“Incorporating my personal stories into my schoolwork makes me feel like I am sharing a piece of my life with my writing, and it makes me feel like I am not just writing for a grade on a school project,” says Tiger Z. ’28, who wrote about writing letters and appreciating a slower pace in life.
After completing their essays, the 8th Grade gathered for an awards ceremony, recognizing their peers’ work in categories such as Engaging Hooks, Literary Gems, and Powerful Messages. 7th Grade would also have their own ceremony, rewarding essays for Terrific Titles, Fantastic First Lines, Intriguing Imagery, and Profound Points.
“Recognizing a student’s work with an award rewards them for taking risks and being vulnerable,” Gill says. “Maybe a student thinks they wrote a good essay, or maybe a student isn’t sure, but asking them to share their work with all of their peers and teachers in a public setting lets them know, or reinforces for them, that they have interesting things to say and to teach us through their writing.”
In 7th Grade, students explored their personal experiences in relation to the literature read in English class. Their juxtaposition essay assignment required them to write a personal, persuasive essay in which they juxtaposed a true story about a meaningful decision they made and a story from class using three frameworks for thinking about decisions. These frameworks include analytical versus intuitive thinking, making decisions to move toward or away from scenarios, and making bounded versus free choices.
“Writing about their decision-making using formal frameworks helps students take their thinking and choice-making seriously,” says Fieldston Middle English Department Chair Laurie Hornik. “It also gives them the confidence to see themselves as “characters” with agency in their own lives. It can be challenging to look objectively at your own life and your own decisions. For some students, practicing with literature — analyzing the decisions of fictional characters — helps them then bring that thinking to their own decision-making. For other students, analyzing their own decisions helps them get more out of reading literature.”
Aliza W. ’29 wrote about losing a tooth while hiking at camp, comparing her decision to keep the tooth with a short story character’s choice that ultimately helped a narrative progress. “Those are just the major decisions that people made, and normally life isn’t made up of only large major decisions,” her essay reads. “Normally, there are smaller decisions that build up the larger decisions and/or make a story complete.”
“Using my personal experiences in writing is enjoyable because it gives me an easy way to spread my perspective that no one else has into writing, in a way that talking about things I learn and hear cannot do,” Aliza shares. “It feels liberating.”

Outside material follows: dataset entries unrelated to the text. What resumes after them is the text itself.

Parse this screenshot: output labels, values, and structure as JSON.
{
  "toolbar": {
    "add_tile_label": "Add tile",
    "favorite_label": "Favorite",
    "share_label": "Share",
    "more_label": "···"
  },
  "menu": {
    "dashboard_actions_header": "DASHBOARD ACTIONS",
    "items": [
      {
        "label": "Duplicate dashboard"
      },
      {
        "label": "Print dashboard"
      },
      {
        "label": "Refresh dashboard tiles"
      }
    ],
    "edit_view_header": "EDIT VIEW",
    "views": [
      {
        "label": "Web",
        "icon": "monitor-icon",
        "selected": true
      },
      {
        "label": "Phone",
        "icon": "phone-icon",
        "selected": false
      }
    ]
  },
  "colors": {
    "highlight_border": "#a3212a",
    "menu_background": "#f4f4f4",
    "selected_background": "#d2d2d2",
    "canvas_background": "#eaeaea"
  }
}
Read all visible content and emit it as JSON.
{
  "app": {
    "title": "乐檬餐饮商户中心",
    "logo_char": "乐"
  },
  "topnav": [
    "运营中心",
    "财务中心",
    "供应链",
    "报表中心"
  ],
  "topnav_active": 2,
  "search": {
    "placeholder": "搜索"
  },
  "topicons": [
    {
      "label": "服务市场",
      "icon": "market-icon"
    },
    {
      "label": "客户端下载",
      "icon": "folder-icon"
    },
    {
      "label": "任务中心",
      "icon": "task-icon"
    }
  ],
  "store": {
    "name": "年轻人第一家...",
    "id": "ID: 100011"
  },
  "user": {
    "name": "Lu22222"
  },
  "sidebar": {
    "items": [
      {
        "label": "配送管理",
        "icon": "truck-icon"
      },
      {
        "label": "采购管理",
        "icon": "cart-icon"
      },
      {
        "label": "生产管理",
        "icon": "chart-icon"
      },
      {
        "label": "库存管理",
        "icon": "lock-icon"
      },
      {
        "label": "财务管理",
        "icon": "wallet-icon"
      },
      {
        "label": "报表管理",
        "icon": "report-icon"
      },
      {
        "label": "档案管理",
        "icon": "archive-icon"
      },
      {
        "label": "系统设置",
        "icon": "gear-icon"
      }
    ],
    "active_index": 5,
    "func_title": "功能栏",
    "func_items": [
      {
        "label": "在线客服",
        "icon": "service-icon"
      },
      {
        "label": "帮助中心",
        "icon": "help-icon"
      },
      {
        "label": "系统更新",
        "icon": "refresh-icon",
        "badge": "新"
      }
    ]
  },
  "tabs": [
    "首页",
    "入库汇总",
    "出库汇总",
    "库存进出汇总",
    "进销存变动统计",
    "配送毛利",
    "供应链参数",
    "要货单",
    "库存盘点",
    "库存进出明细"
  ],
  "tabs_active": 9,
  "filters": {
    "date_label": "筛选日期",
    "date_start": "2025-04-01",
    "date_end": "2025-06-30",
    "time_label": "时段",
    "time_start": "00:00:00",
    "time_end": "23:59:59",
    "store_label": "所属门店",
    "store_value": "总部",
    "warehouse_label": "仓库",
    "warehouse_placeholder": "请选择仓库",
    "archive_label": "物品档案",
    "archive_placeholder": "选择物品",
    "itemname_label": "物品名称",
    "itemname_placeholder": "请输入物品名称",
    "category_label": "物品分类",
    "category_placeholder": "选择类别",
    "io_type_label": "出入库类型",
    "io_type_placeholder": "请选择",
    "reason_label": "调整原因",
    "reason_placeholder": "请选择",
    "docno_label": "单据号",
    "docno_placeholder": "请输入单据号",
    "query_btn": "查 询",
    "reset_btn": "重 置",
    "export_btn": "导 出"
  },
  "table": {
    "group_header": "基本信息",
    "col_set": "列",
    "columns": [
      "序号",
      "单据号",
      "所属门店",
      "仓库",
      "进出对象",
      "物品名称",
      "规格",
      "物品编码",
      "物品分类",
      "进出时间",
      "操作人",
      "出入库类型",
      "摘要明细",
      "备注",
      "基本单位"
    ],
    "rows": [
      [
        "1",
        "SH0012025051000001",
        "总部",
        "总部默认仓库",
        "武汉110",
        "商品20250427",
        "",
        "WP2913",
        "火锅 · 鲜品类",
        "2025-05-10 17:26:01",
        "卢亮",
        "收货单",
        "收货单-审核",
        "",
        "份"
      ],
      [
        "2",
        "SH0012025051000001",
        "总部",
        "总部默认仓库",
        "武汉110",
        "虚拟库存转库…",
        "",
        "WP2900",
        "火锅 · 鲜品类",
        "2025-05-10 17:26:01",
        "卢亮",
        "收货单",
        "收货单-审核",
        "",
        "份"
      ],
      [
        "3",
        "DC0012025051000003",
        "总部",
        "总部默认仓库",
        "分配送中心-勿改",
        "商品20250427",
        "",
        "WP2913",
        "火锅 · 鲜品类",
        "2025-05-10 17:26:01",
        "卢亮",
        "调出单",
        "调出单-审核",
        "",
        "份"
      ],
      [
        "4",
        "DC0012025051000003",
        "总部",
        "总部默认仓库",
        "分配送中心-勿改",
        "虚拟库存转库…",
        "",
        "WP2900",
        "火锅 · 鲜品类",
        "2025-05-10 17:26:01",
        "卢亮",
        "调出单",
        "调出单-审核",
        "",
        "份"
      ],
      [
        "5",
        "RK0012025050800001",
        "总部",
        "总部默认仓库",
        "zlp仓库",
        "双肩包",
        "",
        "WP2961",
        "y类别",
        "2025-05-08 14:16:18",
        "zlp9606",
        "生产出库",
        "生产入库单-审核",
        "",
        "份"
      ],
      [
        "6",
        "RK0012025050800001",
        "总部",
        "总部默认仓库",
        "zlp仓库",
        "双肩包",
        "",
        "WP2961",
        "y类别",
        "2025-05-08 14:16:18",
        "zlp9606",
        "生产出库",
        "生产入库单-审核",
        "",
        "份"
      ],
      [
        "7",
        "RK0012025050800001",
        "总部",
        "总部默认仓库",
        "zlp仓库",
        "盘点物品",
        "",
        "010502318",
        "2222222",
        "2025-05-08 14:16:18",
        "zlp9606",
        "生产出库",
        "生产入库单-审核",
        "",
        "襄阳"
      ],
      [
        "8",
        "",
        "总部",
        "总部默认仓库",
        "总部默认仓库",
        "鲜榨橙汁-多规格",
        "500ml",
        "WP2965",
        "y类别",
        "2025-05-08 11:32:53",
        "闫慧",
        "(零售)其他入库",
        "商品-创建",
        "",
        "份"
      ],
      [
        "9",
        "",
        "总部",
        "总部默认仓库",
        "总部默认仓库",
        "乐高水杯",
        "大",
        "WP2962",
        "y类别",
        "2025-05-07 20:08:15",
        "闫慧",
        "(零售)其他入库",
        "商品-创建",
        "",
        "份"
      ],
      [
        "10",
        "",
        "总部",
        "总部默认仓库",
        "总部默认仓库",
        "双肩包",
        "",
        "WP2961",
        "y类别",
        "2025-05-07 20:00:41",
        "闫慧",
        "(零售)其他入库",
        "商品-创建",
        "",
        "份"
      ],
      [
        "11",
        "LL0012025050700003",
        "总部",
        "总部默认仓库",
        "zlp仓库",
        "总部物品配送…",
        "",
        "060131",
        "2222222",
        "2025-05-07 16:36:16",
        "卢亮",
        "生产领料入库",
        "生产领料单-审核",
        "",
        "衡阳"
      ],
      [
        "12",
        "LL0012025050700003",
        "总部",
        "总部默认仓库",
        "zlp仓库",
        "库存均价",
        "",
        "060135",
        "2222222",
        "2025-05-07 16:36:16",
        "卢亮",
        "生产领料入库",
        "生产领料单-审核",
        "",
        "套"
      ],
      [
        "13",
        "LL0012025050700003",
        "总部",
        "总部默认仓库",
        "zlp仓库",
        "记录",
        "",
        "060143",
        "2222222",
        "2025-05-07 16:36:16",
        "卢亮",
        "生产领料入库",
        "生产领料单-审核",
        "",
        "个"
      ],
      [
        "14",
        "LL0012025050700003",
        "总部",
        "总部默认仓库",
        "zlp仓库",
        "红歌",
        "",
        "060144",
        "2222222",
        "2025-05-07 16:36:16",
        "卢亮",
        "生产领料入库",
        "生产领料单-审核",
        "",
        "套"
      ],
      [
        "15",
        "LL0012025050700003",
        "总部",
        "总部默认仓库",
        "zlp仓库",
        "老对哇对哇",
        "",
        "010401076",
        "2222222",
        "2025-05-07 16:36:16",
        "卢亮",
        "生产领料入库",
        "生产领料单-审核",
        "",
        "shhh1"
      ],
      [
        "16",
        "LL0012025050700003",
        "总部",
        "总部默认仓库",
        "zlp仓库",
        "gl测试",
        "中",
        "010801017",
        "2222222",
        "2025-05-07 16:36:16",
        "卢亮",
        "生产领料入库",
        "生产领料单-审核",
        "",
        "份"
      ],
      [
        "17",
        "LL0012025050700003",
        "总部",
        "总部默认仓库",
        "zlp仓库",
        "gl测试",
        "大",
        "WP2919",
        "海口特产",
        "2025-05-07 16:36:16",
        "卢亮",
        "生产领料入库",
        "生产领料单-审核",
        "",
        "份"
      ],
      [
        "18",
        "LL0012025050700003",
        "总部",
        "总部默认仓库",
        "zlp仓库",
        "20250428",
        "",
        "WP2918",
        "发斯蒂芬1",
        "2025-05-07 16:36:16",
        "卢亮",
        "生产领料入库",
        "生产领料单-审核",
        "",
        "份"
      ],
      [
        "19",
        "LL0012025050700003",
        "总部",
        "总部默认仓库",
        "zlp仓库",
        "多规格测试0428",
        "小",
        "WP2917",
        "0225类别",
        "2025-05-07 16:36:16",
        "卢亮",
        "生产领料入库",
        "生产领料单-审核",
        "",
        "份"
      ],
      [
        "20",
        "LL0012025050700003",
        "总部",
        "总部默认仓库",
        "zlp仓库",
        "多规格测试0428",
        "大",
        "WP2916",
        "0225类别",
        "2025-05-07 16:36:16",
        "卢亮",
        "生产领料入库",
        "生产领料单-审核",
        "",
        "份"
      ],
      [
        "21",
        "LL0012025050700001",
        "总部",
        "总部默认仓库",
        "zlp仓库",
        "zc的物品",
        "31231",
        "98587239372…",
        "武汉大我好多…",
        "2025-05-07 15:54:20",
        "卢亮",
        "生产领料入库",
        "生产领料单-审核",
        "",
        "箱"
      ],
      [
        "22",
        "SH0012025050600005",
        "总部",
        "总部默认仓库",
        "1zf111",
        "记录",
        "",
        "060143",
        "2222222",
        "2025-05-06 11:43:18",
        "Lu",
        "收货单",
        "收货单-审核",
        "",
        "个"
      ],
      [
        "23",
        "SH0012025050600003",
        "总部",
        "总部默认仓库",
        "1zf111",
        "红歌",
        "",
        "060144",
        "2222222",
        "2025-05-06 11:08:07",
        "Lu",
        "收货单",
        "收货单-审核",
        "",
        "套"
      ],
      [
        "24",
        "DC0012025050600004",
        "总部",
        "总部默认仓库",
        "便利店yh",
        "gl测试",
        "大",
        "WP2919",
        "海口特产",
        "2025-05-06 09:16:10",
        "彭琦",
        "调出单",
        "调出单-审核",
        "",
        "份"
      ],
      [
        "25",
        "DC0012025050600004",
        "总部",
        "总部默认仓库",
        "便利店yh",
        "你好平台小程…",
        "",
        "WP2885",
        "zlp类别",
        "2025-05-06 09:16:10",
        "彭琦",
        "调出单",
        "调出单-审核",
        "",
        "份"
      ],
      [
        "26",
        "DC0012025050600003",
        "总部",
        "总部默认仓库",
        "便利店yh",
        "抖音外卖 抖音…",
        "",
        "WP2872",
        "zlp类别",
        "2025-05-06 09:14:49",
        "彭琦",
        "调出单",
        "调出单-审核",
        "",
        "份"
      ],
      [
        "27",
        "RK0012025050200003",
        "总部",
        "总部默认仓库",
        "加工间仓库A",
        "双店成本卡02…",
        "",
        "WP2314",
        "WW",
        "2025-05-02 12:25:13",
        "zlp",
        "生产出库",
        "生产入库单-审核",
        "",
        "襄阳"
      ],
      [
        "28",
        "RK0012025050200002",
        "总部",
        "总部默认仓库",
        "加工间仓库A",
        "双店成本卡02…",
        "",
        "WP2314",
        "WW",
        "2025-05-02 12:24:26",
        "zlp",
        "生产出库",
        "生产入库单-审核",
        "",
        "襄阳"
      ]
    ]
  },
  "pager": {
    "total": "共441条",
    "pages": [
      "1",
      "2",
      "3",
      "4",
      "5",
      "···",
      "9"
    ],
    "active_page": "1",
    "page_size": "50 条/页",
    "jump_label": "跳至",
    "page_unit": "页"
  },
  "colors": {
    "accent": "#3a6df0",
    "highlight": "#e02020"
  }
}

Middle school may often be a time of conflicting identity and confusing changes, but through this lens of empowering decision-making and literary connections, 7th and 8th Graders are evolving into stronger individuals.